Work request :: Please retype all of the records below word for word, leaving out any pictures.

Records drawn from a dataset ::
BEGIN

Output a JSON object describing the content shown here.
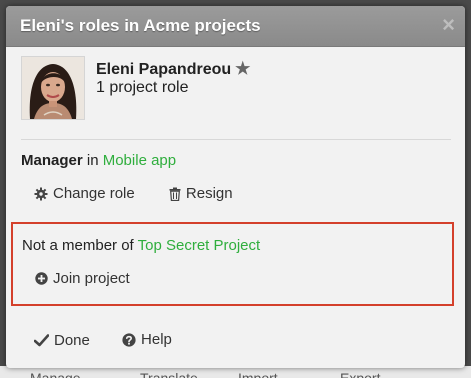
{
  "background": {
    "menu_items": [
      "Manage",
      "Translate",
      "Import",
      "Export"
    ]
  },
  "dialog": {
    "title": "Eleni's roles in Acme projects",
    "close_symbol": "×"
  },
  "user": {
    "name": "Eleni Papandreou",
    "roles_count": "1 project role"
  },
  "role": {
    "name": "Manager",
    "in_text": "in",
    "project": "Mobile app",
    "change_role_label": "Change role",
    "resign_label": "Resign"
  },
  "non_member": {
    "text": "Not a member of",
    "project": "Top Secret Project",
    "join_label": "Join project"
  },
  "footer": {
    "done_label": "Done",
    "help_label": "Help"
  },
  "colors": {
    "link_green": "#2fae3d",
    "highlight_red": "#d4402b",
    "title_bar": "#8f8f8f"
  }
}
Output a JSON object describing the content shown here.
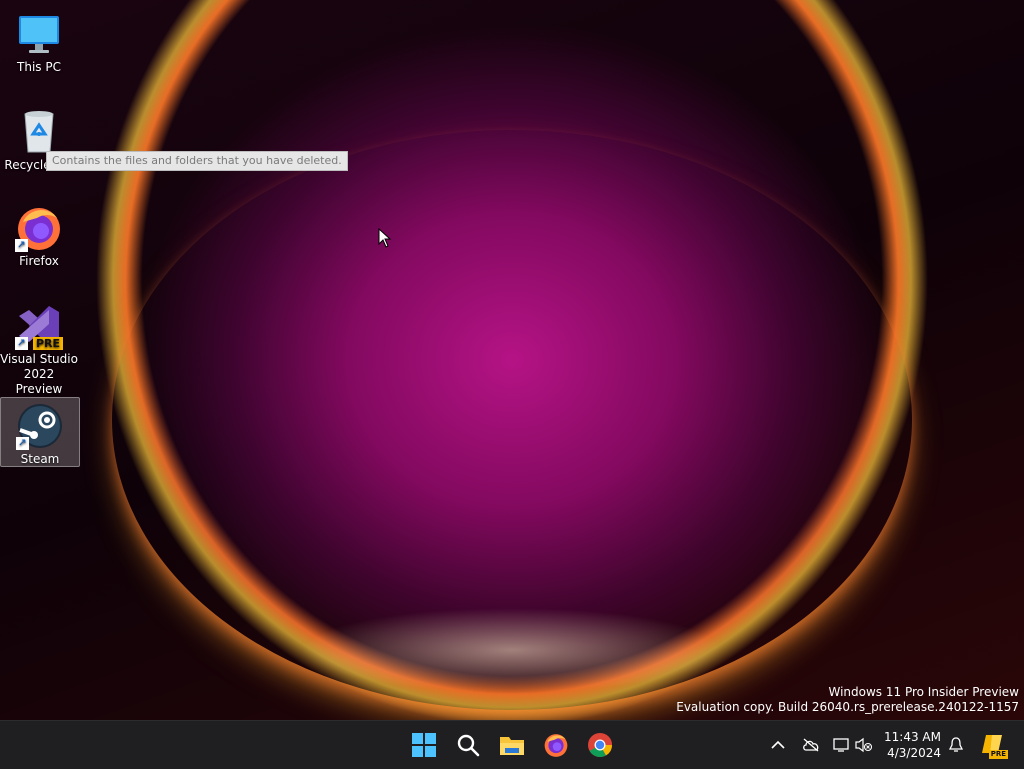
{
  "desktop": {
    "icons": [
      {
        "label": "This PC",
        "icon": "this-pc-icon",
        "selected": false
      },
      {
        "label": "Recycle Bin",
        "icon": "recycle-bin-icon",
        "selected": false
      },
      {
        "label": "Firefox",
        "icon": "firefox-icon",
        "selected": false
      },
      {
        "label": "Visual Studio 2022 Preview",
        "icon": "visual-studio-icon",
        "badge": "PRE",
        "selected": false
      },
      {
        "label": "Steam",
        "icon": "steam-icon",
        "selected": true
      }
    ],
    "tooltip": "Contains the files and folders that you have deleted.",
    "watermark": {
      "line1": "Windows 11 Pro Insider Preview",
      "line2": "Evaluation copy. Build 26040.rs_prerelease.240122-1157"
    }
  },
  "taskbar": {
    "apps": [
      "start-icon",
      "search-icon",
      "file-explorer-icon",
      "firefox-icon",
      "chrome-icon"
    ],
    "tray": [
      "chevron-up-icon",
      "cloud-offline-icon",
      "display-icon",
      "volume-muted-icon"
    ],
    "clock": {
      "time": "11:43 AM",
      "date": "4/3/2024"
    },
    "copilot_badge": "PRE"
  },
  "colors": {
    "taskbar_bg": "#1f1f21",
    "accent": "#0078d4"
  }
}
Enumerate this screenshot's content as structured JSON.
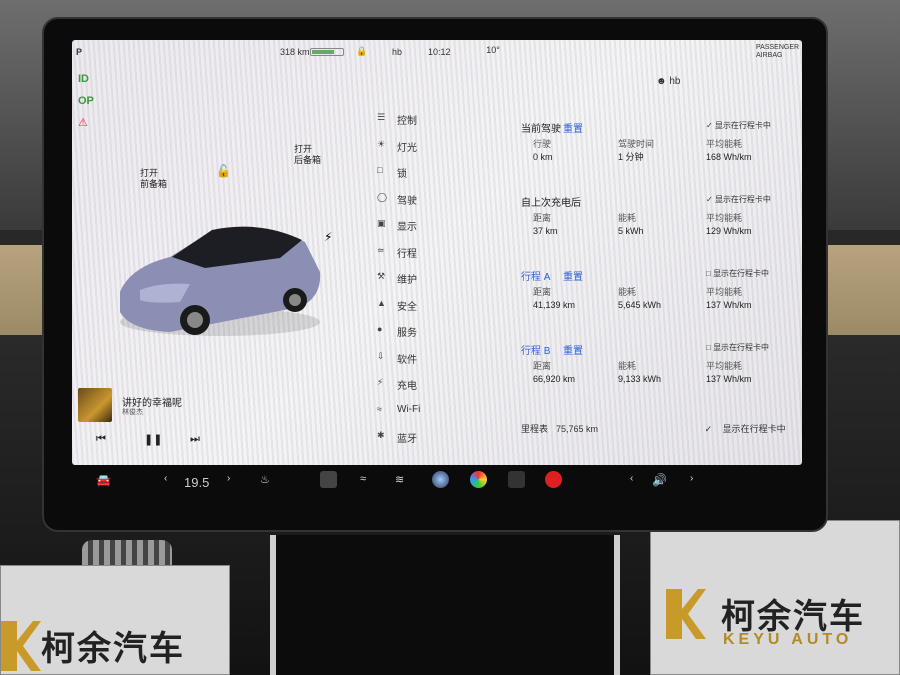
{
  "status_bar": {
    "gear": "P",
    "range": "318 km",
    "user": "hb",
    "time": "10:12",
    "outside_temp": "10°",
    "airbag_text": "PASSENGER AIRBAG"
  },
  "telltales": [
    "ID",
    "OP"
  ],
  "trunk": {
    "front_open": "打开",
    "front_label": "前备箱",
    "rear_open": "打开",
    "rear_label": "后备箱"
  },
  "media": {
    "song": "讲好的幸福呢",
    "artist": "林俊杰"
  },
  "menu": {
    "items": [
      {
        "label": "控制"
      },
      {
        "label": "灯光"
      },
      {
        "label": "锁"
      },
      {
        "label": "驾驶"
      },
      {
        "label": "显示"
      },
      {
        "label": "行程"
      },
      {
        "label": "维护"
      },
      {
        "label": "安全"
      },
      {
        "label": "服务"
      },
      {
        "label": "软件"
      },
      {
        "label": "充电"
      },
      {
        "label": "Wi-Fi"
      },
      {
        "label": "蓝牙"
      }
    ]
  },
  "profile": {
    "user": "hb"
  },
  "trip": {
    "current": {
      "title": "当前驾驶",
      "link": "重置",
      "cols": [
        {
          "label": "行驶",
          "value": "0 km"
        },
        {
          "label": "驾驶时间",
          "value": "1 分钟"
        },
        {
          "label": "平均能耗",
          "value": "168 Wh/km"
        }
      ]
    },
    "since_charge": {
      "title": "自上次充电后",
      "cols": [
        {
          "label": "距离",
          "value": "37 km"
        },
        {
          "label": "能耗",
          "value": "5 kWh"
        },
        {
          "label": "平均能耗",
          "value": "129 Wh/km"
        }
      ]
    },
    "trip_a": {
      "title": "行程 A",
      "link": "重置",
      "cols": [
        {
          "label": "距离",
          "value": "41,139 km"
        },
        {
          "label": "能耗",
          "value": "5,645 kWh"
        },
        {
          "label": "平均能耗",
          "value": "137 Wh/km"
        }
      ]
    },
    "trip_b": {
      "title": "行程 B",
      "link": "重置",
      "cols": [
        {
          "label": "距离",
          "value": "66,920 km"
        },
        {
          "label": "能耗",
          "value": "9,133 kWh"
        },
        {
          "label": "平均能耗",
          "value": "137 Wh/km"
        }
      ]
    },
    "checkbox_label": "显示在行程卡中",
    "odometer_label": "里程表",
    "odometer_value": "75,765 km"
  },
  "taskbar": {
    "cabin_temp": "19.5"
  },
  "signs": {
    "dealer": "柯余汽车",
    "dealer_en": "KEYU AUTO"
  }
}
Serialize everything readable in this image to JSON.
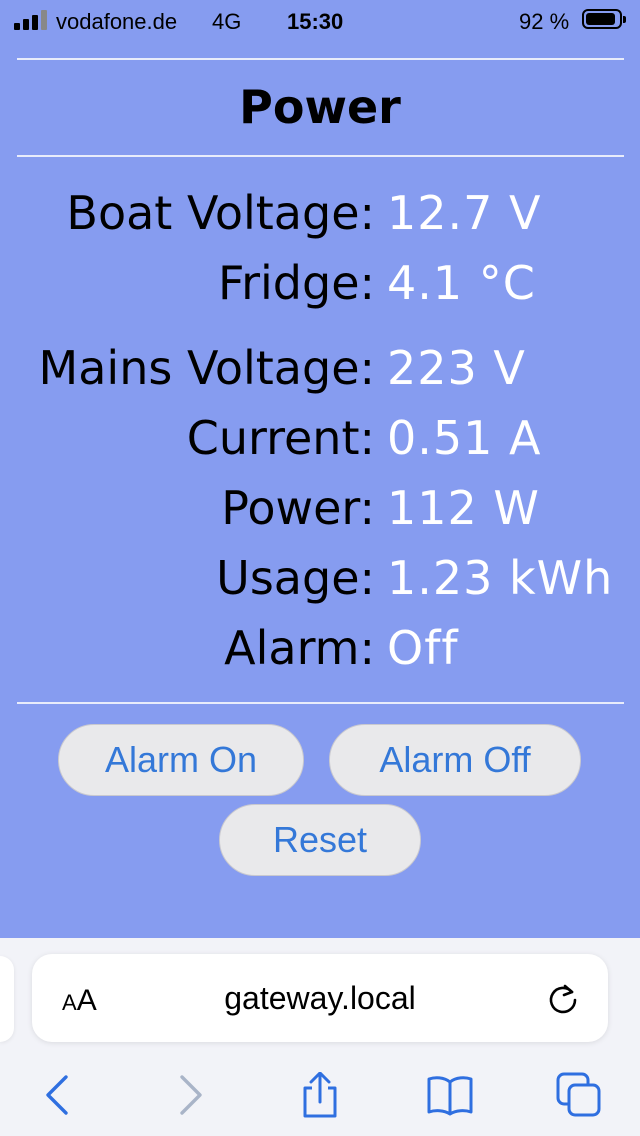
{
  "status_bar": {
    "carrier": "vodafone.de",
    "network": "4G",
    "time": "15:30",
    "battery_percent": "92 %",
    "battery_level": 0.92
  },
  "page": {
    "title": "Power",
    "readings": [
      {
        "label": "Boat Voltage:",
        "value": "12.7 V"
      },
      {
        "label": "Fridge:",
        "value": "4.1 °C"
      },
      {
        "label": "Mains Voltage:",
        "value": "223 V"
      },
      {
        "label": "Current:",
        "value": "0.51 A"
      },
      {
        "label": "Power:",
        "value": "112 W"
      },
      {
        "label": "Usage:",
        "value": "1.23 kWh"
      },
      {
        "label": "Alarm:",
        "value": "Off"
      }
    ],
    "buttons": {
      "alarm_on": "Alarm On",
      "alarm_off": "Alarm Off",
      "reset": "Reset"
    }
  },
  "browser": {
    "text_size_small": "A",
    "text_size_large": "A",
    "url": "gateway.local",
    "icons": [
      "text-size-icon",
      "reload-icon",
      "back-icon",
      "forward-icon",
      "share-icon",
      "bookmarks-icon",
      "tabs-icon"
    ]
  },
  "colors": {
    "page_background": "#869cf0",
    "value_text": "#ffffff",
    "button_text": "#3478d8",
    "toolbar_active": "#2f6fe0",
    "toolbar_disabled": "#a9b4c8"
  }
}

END

Solution ::
Output a JSON object describing the content shown here.
{
  "background": {
    "menu_items": [
      "Manage",
      "Translate",
      "Import",
      "Export"
    ]
  },
  "dialog": {
    "title": "Eleni's roles in Acme projects",
    "close_symbol": "×"
  },
  "user": {
    "name": "Eleni Papandreou",
    "roles_count": "1 project role"
  },
  "role": {
    "name": "Manager",
    "in_text": "in",
    "project": "Mobile app",
    "change_role_label": "Change role",
    "resign_label": "Resign"
  },
  "non_member": {
    "text": "Not a member of",
    "project": "Top Secret Project",
    "join_label": "Join project"
  },
  "footer": {
    "done_label": "Done",
    "help_label": "Help"
  },
  "colors": {
    "link_green": "#2fae3d",
    "highlight_red": "#d4402b",
    "title_bar": "#8f8f8f"
  }
}
Output a JSON object describing the content shown here.
{
  "desktop": {
    "icons": [
      {
        "label": "This PC",
        "icon": "this-pc-icon",
        "selected": false
      },
      {
        "label": "Recycle Bin",
        "icon": "recycle-bin-icon",
        "selected": false
      },
      {
        "label": "Firefox",
        "icon": "firefox-icon",
        "selected": false
      },
      {
        "label": "Visual Studio 2022 Preview",
        "icon": "visual-studio-icon",
        "badge": "PRE",
        "selected": false
      },
      {
        "label": "Steam",
        "icon": "steam-icon",
        "selected": true
      }
    ],
    "tooltip": "Contains the files and folders that you have deleted.",
    "watermark": {
      "line1": "Windows 11 Pro Insider Preview",
      "line2": "Evaluation copy. Build 26040.rs_prerelease.240122-1157"
    }
  },
  "taskbar": {
    "apps": [
      "start-icon",
      "search-icon",
      "file-explorer-icon",
      "firefox-icon",
      "chrome-icon"
    ],
    "tray": [
      "chevron-up-icon",
      "cloud-offline-icon",
      "display-icon",
      "volume-muted-icon"
    ],
    "clock": {
      "time": "11:43 AM",
      "date": "4/3/2024"
    },
    "copilot_badge": "PRE"
  },
  "colors": {
    "taskbar_bg": "#1f1f21",
    "accent": "#0078d4"
  }
}
Enumerate this screenshot's content as structured JSON.
{
  "status_bar": {
    "gear": "P",
    "range": "318 km",
    "user": "hb",
    "time": "10:12",
    "outside_temp": "10°",
    "airbag_text": "PASSENGER AIRBAG"
  },
  "telltales": [
    "ID",
    "OP"
  ],
  "trunk": {
    "front_open": "打开",
    "front_label": "前备箱",
    "rear_open": "打开",
    "rear_label": "后备箱"
  },
  "media": {
    "song": "讲好的幸福呢",
    "artist": "林俊杰"
  },
  "menu": {
    "items": [
      {
        "label": "控制"
      },
      {
        "label": "灯光"
      },
      {
        "label": "锁"
      },
      {
        "label": "驾驶"
      },
      {
        "label": "显示"
      },
      {
        "label": "行程"
      },
      {
        "label": "维护"
      },
      {
        "label": "安全"
      },
      {
        "label": "服务"
      },
      {
        "label": "软件"
      },
      {
        "label": "充电"
      },
      {
        "label": "Wi-Fi"
      },
      {
        "label": "蓝牙"
      }
    ]
  },
  "profile": {
    "user": "hb"
  },
  "trip": {
    "current": {
      "title": "当前驾驶",
      "link": "重置",
      "cols": [
        {
          "label": "行驶",
          "value": "0 km"
        },
        {
          "label": "驾驶时间",
          "value": "1 分钟"
        },
        {
          "label": "平均能耗",
          "value": "168 Wh/km"
        }
      ]
    },
    "since_charge": {
      "title": "自上次充电后",
      "cols": [
        {
          "label": "距离",
          "value": "37 km"
        },
        {
          "label": "能耗",
          "value": "5 kWh"
        },
        {
          "label": "平均能耗",
          "value": "129 Wh/km"
        }
      ]
    },
    "trip_a": {
      "title": "行程 A",
      "link": "重置",
      "cols": [
        {
          "label": "距离",
          "value": "41,139 km"
        },
        {
          "label": "能耗",
          "value": "5,645 kWh"
        },
        {
          "label": "平均能耗",
          "value": "137 Wh/km"
        }
      ]
    },
    "trip_b": {
      "title": "行程 B",
      "link": "重置",
      "cols": [
        {
          "label": "距离",
          "value": "66,920 km"
        },
        {
          "label": "能耗",
          "value": "9,133 kWh"
        },
        {
          "label": "平均能耗",
          "value": "137 Wh/km"
        }
      ]
    },
    "checkbox_label": "显示在行程卡中",
    "odometer_label": "里程表",
    "odometer_value": "75,765 km"
  },
  "taskbar": {
    "cabin_temp": "19.5"
  },
  "signs": {
    "dealer": "柯余汽车",
    "dealer_en": "KEYU AUTO"
  }
}
Serialize everything readable in this image to JSON.
{
  "status_bar": {
    "carrier": "vodafone.de",
    "network": "4G",
    "time": "15:30",
    "battery_percent": "92 %",
    "battery_level": 0.92
  },
  "page": {
    "title": "Power",
    "readings": [
      {
        "label": "Boat Voltage:",
        "value": "12.7 V"
      },
      {
        "label": "Fridge:",
        "value": "4.1 °C"
      },
      {
        "label": "Mains Voltage:",
        "value": "223 V"
      },
      {
        "label": "Current:",
        "value": "0.51 A"
      },
      {
        "label": "Power:",
        "value": "112 W"
      },
      {
        "label": "Usage:",
        "value": "1.23 kWh"
      },
      {
        "label": "Alarm:",
        "value": "Off"
      }
    ],
    "buttons": {
      "alarm_on": "Alarm On",
      "alarm_off": "Alarm Off",
      "reset": "Reset"
    }
  },
  "browser": {
    "text_size_small": "A",
    "text_size_large": "A",
    "url": "gateway.local",
    "icons": [
      "text-size-icon",
      "reload-icon",
      "back-icon",
      "forward-icon",
      "share-icon",
      "bookmarks-icon",
      "tabs-icon"
    ]
  },
  "colors": {
    "page_background": "#869cf0",
    "value_text": "#ffffff",
    "button_text": "#3478d8",
    "toolbar_active": "#2f6fe0",
    "toolbar_disabled": "#a9b4c8"
  }
}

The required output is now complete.